Dataset rows describing interfaces
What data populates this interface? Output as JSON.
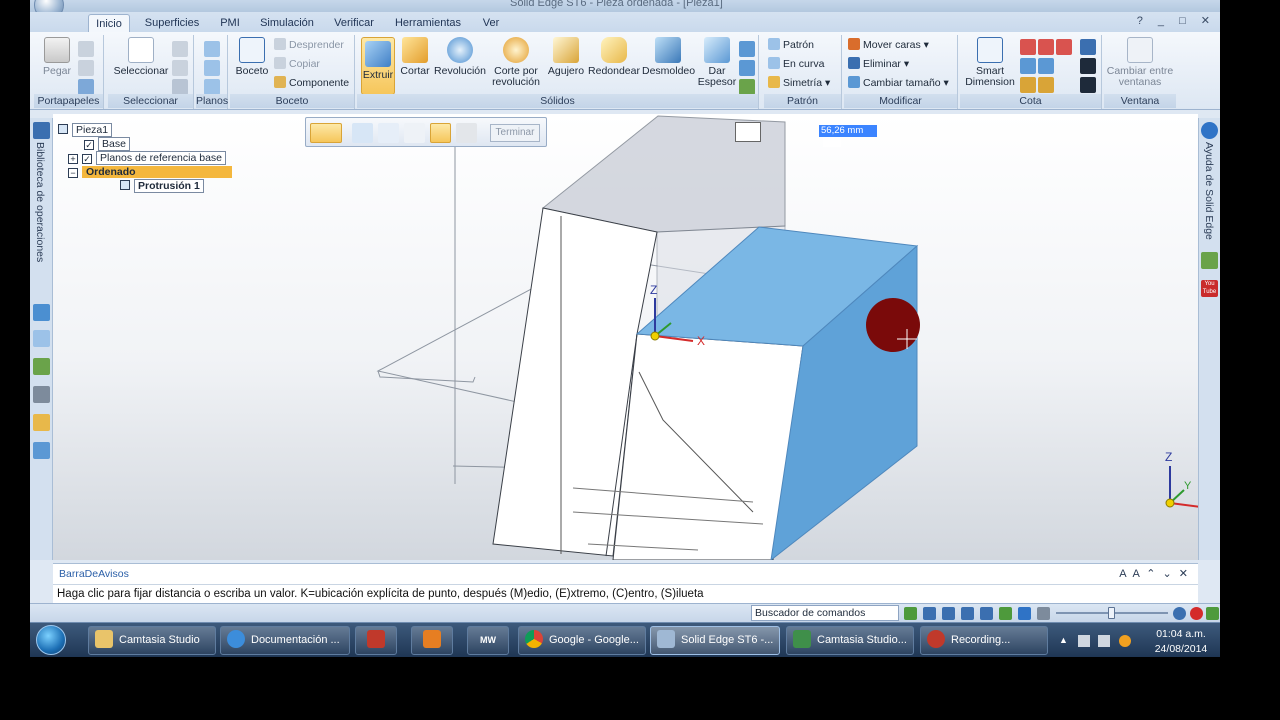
{
  "window": {
    "title": "Solid Edge ST6 - Pieza ordenada - [Pieza1]"
  },
  "tabs": [
    "Inicio",
    "Superficies",
    "PMI",
    "Simulación",
    "Verificar",
    "Herramientas",
    "Ver"
  ],
  "window_controls": "? _ □ ✕",
  "ribbon": {
    "portapapeles": {
      "label": "Portapapeles",
      "pegar": "Pegar"
    },
    "seleccionar": {
      "label": "Seleccionar",
      "seleccionar": "Seleccionar"
    },
    "planos": {
      "label": "Planos"
    },
    "boceto": {
      "label": "Boceto",
      "boceto": "Boceto",
      "desprender": "Desprender",
      "copiar": "Copiar",
      "componente": "Componente"
    },
    "solidos": {
      "label": "Sólidos",
      "extruir": "Extruir",
      "cortar": "Cortar",
      "revolucion": "Revolución",
      "corte_line1": "Corte por",
      "corte_line2": "revolución",
      "agujero": "Agujero",
      "redondear": "Redondear",
      "desmoldeo": "Desmoldeo",
      "dar_line1": "Dar",
      "dar_line2": "Espesor"
    },
    "patron": {
      "label": "Patrón",
      "patron": "Patrón",
      "en_curva": "En curva",
      "simetria": "Simetría"
    },
    "modificar": {
      "label": "Modificar",
      "mover_caras": "Mover caras",
      "eliminar": "Eliminar",
      "cambiar_tamano": "Cambiar tamaño"
    },
    "cota": {
      "label": "Cota",
      "smart_line1": "Smart",
      "smart_line2": "Dimension"
    },
    "ventana": {
      "label": "Ventana",
      "cambiar_line1": "Cambiar entre",
      "cambiar_line2": "ventanas"
    }
  },
  "left_dock": {
    "label": "Biblioteca de operaciones"
  },
  "right_dock": {
    "label": "Ayuda de Solid Edge",
    "youtube": "You Tube"
  },
  "tree": {
    "root": "Pieza1",
    "base": "Base",
    "planos": "Planos de referencia base",
    "ordenado": "Ordenado",
    "protrusion": "Protrusión 1"
  },
  "command_bar": {
    "terminar": "Terminar"
  },
  "dimension": {
    "value": "56,26 mm"
  },
  "axes": {
    "x": "X",
    "y": "Y",
    "z": "Z"
  },
  "prompt": {
    "title": "BarraDeAvisos",
    "text": "Haga clic para fijar distancia o escriba un valor. K=ubicación explícita de punto, después (M)edio, (E)xtremo, (C)entro, (S)ilueta",
    "controls": "A A ⌃ ⌄ ✕"
  },
  "statusbar": {
    "command_finder": "Buscador de comandos"
  },
  "taskbar": {
    "items": [
      "Camtasia Studio",
      "Documentación ...",
      "Google - Google...",
      "Solid Edge ST6 -...",
      "Camtasia Studio...",
      "Recording..."
    ],
    "mw_label": "MW"
  },
  "clock": {
    "time": "01:04 a.m.",
    "date": "24/08/2014"
  },
  "colors": {
    "accent": "#f6c65b",
    "model_face": "#79b4e3",
    "ribbon": "#dde7f3",
    "taskbar": "#1f3654"
  }
}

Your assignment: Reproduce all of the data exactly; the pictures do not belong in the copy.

Answer space:
What data populates this interface? Output as JSON.
{
  "window": {
    "title": "Solid Edge ST6 - Pieza ordenada - [Pieza1]"
  },
  "tabs": [
    "Inicio",
    "Superficies",
    "PMI",
    "Simulación",
    "Verificar",
    "Herramientas",
    "Ver"
  ],
  "window_controls": "? _ □ ✕",
  "ribbon": {
    "portapapeles": {
      "label": "Portapapeles",
      "pegar": "Pegar"
    },
    "seleccionar": {
      "label": "Seleccionar",
      "seleccionar": "Seleccionar"
    },
    "planos": {
      "label": "Planos"
    },
    "boceto": {
      "label": "Boceto",
      "boceto": "Boceto",
      "desprender": "Desprender",
      "copiar": "Copiar",
      "componente": "Componente"
    },
    "solidos": {
      "label": "Sólidos",
      "extruir": "Extruir",
      "cortar": "Cortar",
      "revolucion": "Revolución",
      "corte_line1": "Corte por",
      "corte_line2": "revolución",
      "agujero": "Agujero",
      "redondear": "Redondear",
      "desmoldeo": "Desmoldeo",
      "dar_line1": "Dar",
      "dar_line2": "Espesor"
    },
    "patron": {
      "label": "Patrón",
      "patron": "Patrón",
      "en_curva": "En curva",
      "simetria": "Simetría"
    },
    "modificar": {
      "label": "Modificar",
      "mover_caras": "Mover caras",
      "eliminar": "Eliminar",
      "cambiar_tamano": "Cambiar tamaño"
    },
    "cota": {
      "label": "Cota",
      "smart_line1": "Smart",
      "smart_line2": "Dimension"
    },
    "ventana": {
      "label": "Ventana",
      "cambiar_line1": "Cambiar entre",
      "cambiar_line2": "ventanas"
    }
  },
  "left_dock": {
    "label": "Biblioteca de operaciones"
  },
  "right_dock": {
    "label": "Ayuda de Solid Edge",
    "youtube": "You Tube"
  },
  "tree": {
    "root": "Pieza1",
    "base": "Base",
    "planos": "Planos de referencia base",
    "ordenado": "Ordenado",
    "protrusion": "Protrusión 1"
  },
  "command_bar": {
    "terminar": "Terminar"
  },
  "dimension": {
    "value": "56,26 mm"
  },
  "axes": {
    "x": "X",
    "y": "Y",
    "z": "Z"
  },
  "prompt": {
    "title": "BarraDeAvisos",
    "text": "Haga clic para fijar distancia o escriba un valor. K=ubicación explícita de punto, después (M)edio, (E)xtremo, (C)entro, (S)ilueta",
    "controls": "A A ⌃ ⌄ ✕"
  },
  "statusbar": {
    "command_finder": "Buscador de comandos"
  },
  "taskbar": {
    "items": [
      "Camtasia Studio",
      "Documentación ...",
      "Google - Google...",
      "Solid Edge ST6 -...",
      "Camtasia Studio...",
      "Recording..."
    ],
    "mw_label": "MW"
  },
  "clock": {
    "time": "01:04 a.m.",
    "date": "24/08/2014"
  },
  "colors": {
    "accent": "#f6c65b",
    "model_face": "#79b4e3",
    "ribbon": "#dde7f3",
    "taskbar": "#1f3654"
  }
}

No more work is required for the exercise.